Human papillomavirus (HPV) is the causative agent responsible for most cases of cervical cancer. At any given time, approximately 10% of women worldwide are infected with HPV. While roughly 70% of HPV infections are cleared by the body on its own, persistent HPV can lead to dysplasia, or premalignant changes in cells, of the cervix. Researchers have estimated the global prevalence of clinically pre-cancerous HPV infections at between 28 and 40 million. Persistent dysplasias may then progress to cancer. Every year, 510,000 cases of cervical cancer are diagnosed worldwide, and about 288,000 of the afflicted women, primarily in developing countries, die.
Preventive vaccines such as GARDASIL® and CERVARIX® are playing an important role in limiting new HPV infections. However, preventive vaccines cannot provide protection for those already infected, which is a large population. In addition, a significant number of the girls and women eligible to be vaccinated are not receiving these preventive vaccines. There is no viable therapeutic vaccine or drug to fight HPV, nor dysplasias and cancers caused by HPV. Current ablative or surgical procedures to remove cervical dysplasias and cancers are unappealing due to their potential for disfigurement, the perceived negative impacts on childbirth, and the stress of the watch-and-wait approach that typically precedes these procedures.

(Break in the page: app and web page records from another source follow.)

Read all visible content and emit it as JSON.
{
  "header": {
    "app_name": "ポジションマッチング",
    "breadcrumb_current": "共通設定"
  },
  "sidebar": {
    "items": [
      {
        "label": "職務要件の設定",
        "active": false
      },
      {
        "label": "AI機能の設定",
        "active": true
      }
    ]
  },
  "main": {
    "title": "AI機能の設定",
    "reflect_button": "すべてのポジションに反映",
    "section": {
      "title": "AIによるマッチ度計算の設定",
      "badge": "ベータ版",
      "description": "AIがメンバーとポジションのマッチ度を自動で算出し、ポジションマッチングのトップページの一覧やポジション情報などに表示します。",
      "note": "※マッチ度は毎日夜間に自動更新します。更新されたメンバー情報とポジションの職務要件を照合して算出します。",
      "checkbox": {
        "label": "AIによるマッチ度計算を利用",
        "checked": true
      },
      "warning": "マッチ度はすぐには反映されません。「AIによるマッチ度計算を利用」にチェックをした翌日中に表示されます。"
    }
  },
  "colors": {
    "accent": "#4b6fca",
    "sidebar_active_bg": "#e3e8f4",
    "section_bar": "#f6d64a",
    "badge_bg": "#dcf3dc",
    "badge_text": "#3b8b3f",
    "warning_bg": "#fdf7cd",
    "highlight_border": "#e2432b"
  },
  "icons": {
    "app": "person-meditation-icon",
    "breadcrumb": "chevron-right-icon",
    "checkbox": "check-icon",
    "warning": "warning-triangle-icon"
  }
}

HPV types 6, 11, 16 and 18 are responsible for 35% to 50% of the 1.4 million low-grade CIN 1 dysplasias diagnosed annually in the US. HPV types 16 and 18 are responsible for about 70% of the 300,000 high grade CIN 2/3 dysplasias and cervical cancer incidences.
Inovio's VGX-3100 is designed to raise immune responses against the E6 and E7 oncogenes common to HPV types 16 and 18. These oncogenes are responsible for transforming HPV-infected cells into pre-cancerous and cancerous cells. The goal is to stimulate a T-cell immune response strong enough to cause the rejection of these infected or transformed cells from the body. The potential of such a therapeutic vaccine would be to treat precancerous dysplasias (CINs), cervical cancers, as well as other anogenital and head and neck cancers caused by these HPV types.
About Inovio Pharmaceuticals, Inc.
Inovio is developing a new generation of vaccines, called DNA vaccines, to treat and prevent cancers and infectious diseases. Its SynCon vaccines are designed to provide broad cross-strain protection against known as well as newly emergent strains of pathogens such as influenza. These vaccines, in combination with Inovio's proprietary electroporation delivery devices, have been shown to be safe and generate significant immune responses. Inovio's clinical programs include three separate programs in Phase II clinical studies, including VGX-3100 for treating cervical dysplasia and cancer Other Inovio clinical programs include those for avian flu (preventive) and HIV vaccines (both preventive and therapeutic). Inovio is developing universal influenza and other vaccines in collaboration with scientists from the University of Pennsylvania. Other partners and collaborators include Merck, ChronTech, National Cancer Institute, U.S. Military HIV Research Program, NIH, HIV Vaccines Trial Network, University of Southampton, and PATH Malaria Vaccine Initiative. More information is available at www.inovio.com.